Task to complete
Filter the records for "JSON" and keep each line that has it.

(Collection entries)
■ ■ ■ ■ ■ ■ ■

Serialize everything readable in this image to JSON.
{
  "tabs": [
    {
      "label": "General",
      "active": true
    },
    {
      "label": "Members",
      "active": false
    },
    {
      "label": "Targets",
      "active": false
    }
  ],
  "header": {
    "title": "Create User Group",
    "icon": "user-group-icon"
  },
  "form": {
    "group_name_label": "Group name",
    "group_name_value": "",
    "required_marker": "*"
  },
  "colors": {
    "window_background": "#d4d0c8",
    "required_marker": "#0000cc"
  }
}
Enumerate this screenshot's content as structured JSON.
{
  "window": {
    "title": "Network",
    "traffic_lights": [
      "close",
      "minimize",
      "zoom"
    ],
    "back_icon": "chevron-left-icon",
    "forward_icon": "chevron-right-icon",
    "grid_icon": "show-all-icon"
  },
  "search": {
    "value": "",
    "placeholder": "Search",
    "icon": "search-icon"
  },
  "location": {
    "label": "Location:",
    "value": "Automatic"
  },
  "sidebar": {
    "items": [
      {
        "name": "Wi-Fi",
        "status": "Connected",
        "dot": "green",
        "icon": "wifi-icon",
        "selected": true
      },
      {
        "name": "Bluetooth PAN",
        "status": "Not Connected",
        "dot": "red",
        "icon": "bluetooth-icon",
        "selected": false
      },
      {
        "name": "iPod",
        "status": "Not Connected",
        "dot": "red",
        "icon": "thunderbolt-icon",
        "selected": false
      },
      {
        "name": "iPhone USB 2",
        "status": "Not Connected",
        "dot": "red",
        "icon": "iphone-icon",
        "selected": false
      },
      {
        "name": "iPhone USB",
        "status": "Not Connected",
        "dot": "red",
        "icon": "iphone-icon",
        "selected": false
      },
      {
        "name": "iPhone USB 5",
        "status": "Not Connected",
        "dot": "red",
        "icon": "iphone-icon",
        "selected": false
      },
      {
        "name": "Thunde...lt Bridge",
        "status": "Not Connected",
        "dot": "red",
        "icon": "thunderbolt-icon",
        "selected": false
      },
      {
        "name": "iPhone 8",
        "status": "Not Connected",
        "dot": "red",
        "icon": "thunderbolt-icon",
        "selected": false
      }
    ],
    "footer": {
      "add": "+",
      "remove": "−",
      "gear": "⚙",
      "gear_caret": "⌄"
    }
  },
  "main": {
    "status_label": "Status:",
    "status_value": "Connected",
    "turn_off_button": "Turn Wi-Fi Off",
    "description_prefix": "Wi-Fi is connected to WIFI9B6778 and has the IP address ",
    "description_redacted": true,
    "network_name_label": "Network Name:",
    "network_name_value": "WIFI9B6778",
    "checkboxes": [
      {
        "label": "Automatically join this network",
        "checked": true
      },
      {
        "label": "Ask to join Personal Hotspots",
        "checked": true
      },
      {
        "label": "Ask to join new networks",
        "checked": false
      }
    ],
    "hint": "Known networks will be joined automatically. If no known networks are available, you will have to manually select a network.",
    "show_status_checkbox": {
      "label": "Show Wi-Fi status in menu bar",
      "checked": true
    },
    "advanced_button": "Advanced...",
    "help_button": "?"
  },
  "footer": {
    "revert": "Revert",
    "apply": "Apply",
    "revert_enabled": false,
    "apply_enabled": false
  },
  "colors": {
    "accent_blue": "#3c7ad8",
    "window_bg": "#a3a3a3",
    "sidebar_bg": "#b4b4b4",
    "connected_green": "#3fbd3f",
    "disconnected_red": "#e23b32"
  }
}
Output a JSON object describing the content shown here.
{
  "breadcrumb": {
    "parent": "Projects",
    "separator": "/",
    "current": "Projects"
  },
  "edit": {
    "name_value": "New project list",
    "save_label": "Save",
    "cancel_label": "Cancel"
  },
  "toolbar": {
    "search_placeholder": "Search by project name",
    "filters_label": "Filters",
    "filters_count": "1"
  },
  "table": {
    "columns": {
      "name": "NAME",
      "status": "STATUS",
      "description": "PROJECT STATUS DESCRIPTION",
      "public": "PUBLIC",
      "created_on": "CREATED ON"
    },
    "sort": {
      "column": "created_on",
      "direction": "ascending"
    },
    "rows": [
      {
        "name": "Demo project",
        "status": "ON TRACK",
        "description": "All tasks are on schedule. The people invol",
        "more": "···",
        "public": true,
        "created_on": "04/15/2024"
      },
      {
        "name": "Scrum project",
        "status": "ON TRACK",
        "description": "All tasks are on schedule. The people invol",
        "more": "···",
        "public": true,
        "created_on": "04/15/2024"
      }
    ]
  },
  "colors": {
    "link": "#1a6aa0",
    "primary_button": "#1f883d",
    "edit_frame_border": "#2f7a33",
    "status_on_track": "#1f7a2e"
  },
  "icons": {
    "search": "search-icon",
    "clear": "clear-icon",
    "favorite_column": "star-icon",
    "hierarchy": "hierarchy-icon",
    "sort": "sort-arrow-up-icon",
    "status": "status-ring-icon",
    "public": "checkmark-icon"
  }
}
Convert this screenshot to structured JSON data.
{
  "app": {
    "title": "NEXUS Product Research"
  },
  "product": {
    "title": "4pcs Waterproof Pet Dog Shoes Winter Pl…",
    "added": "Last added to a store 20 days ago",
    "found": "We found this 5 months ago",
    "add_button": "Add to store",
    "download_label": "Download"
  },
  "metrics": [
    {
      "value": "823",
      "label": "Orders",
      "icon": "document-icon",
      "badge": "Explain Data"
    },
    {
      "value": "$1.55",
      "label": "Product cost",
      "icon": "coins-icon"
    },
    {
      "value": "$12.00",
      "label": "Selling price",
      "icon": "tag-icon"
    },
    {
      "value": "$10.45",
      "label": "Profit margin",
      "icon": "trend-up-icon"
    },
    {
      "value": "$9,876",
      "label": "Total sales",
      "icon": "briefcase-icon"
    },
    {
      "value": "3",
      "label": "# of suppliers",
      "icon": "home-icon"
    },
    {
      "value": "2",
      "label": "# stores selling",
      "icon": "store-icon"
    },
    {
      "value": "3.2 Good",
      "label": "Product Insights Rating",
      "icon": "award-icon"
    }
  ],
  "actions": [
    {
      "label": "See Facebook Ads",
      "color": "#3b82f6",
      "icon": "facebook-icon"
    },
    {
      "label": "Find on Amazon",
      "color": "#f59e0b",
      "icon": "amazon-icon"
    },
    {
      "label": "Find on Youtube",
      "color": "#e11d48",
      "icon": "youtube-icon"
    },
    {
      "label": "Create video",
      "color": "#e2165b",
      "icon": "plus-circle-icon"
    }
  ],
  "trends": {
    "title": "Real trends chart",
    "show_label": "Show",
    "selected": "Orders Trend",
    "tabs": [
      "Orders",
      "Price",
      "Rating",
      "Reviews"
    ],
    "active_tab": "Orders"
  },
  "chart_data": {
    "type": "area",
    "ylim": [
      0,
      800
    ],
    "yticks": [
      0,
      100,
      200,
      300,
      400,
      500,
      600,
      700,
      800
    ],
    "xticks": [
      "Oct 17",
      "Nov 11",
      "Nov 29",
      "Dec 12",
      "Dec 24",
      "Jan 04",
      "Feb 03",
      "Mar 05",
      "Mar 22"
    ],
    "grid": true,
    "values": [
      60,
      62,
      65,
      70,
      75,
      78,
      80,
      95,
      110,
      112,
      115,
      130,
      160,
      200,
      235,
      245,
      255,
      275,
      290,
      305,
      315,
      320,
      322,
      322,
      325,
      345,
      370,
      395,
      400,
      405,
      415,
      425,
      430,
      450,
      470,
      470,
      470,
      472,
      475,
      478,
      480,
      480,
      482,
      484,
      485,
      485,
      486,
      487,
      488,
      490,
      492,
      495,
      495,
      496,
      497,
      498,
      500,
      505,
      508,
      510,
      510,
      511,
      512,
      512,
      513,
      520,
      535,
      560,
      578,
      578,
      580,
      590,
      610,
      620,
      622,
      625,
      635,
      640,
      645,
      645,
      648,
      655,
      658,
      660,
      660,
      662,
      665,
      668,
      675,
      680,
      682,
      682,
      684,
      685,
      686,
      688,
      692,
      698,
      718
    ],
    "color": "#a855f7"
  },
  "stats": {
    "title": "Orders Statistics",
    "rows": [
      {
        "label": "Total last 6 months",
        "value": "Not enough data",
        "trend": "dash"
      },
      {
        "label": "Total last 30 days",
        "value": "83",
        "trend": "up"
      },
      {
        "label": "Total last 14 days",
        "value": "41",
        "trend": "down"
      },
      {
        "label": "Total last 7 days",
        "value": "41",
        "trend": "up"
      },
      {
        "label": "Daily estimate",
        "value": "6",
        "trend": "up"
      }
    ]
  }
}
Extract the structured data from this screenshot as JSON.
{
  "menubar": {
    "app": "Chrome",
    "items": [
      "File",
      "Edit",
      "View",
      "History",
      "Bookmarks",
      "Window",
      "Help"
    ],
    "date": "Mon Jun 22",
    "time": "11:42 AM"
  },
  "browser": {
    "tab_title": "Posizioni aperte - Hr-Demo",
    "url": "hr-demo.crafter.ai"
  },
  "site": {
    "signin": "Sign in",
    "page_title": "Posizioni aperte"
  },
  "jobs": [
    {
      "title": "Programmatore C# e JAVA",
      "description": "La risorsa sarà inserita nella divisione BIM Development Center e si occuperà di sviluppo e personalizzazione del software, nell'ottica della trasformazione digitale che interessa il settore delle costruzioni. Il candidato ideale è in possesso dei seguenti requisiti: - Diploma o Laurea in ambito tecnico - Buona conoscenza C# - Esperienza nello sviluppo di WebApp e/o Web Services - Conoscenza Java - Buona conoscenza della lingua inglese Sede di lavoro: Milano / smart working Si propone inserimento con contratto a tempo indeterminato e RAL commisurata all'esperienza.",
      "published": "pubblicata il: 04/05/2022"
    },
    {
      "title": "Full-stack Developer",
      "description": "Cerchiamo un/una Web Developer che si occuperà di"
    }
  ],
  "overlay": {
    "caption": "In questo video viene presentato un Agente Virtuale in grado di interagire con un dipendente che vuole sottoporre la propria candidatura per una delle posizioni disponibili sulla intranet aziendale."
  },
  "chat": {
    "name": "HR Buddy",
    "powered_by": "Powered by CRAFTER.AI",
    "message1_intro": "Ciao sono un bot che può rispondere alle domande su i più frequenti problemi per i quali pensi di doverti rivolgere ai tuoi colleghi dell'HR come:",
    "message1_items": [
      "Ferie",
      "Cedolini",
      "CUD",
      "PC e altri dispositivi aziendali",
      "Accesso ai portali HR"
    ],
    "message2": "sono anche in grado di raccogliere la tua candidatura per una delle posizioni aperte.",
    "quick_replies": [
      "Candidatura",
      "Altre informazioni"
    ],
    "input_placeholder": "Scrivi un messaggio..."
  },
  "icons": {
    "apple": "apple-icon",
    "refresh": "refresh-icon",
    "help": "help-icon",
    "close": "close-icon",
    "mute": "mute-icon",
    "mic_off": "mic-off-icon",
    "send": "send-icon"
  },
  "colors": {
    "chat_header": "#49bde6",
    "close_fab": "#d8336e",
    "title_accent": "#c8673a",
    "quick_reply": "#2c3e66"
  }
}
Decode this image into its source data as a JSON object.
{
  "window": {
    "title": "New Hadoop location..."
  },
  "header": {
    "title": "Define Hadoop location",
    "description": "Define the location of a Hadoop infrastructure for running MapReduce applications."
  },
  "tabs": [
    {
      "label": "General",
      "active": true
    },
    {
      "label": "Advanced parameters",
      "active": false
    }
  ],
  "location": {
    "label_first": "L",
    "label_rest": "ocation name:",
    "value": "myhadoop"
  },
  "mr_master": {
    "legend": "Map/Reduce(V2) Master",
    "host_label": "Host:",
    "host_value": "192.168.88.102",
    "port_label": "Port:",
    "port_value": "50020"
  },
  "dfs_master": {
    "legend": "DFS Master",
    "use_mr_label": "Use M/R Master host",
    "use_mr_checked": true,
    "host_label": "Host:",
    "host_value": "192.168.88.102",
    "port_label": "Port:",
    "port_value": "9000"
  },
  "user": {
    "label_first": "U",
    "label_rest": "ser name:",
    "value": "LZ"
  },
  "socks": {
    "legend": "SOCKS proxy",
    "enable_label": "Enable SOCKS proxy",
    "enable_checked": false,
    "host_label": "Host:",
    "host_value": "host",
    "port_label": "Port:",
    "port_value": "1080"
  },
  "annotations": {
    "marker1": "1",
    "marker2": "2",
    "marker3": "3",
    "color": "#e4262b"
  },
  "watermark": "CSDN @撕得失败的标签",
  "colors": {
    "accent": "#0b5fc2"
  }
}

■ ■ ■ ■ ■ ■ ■

Solution to the exercise
Serialize everything readable in this image to JSON.
Enumerate this screenshot's content as structured JSON.
Output a JSON object describing the content shown here.
Convert this screenshot to structured JSON data.
Extract the structured data from this screenshot as JSON.
Decode this image into its source data as a JSON object.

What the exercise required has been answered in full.